Exercise: Exactly as written, print each of the entries.

Provided entries:
-=-=-

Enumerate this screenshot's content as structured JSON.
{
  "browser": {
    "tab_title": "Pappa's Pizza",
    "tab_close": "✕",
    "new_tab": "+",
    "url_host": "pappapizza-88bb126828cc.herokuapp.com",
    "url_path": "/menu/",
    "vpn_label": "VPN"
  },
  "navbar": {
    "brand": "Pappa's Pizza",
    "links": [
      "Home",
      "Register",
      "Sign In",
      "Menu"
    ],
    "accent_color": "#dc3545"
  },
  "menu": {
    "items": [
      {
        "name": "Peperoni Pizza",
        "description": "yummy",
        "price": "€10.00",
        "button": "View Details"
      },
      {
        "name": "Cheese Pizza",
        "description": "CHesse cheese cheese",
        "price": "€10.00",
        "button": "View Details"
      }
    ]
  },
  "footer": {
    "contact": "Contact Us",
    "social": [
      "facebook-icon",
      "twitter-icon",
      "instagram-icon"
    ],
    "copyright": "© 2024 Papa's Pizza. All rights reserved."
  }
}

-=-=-

Finished exercise:
Enumerate this screenshot's content as structured JSON.
{
  "browser": {
    "tab_title": "Pappa's Pizza",
    "tab_close": "✕",
    "new_tab": "+",
    "url_host": "pappapizza-88bb126828cc.herokuapp.com",
    "url_path": "/menu/",
    "vpn_label": "VPN"
  },
  "navbar": {
    "brand": "Pappa's Pizza",
    "links": [
      "Home",
      "Register",
      "Sign In",
      "Menu"
    ],
    "accent_color": "#dc3545"
  },
  "menu": {
    "items": [
      {
        "name": "Peperoni Pizza",
        "description": "yummy",
        "price": "€10.00",
        "button": "View Details"
      },
      {
        "name": "Cheese Pizza",
        "description": "CHesse cheese cheese",
        "price": "€10.00",
        "button": "View Details"
      }
    ]
  },
  "footer": {
    "contact": "Contact Us",
    "social": [
      "facebook-icon",
      "twitter-icon",
      "instagram-icon"
    ],
    "copyright": "© 2024 Papa's Pizza. All rights reserved."
  }
}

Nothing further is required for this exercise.